(Dataset rows describing interfaces)
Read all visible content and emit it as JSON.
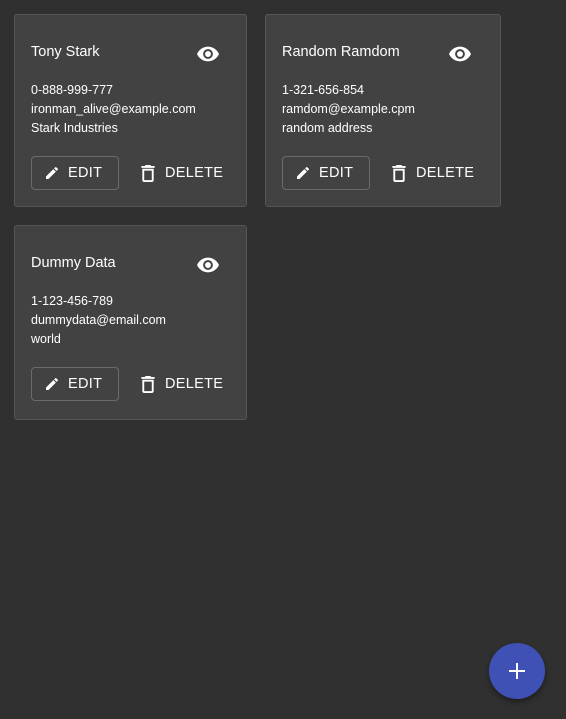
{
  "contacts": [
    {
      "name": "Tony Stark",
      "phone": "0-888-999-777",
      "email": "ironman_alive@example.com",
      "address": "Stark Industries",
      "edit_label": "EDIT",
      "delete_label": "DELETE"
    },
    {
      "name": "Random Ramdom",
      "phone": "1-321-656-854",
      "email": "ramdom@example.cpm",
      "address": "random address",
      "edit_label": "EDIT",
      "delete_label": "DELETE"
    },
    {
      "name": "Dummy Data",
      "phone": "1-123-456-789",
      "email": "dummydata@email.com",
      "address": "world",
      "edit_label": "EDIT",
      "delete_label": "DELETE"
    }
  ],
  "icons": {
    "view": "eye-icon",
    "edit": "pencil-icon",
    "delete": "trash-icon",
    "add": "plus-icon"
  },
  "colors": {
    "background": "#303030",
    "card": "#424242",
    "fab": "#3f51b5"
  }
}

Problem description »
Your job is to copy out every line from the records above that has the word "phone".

Response to this task »
      "phone": "0-888-999-777",
      "phone": "1-321-656-854",
      "phone": "1-123-456-789",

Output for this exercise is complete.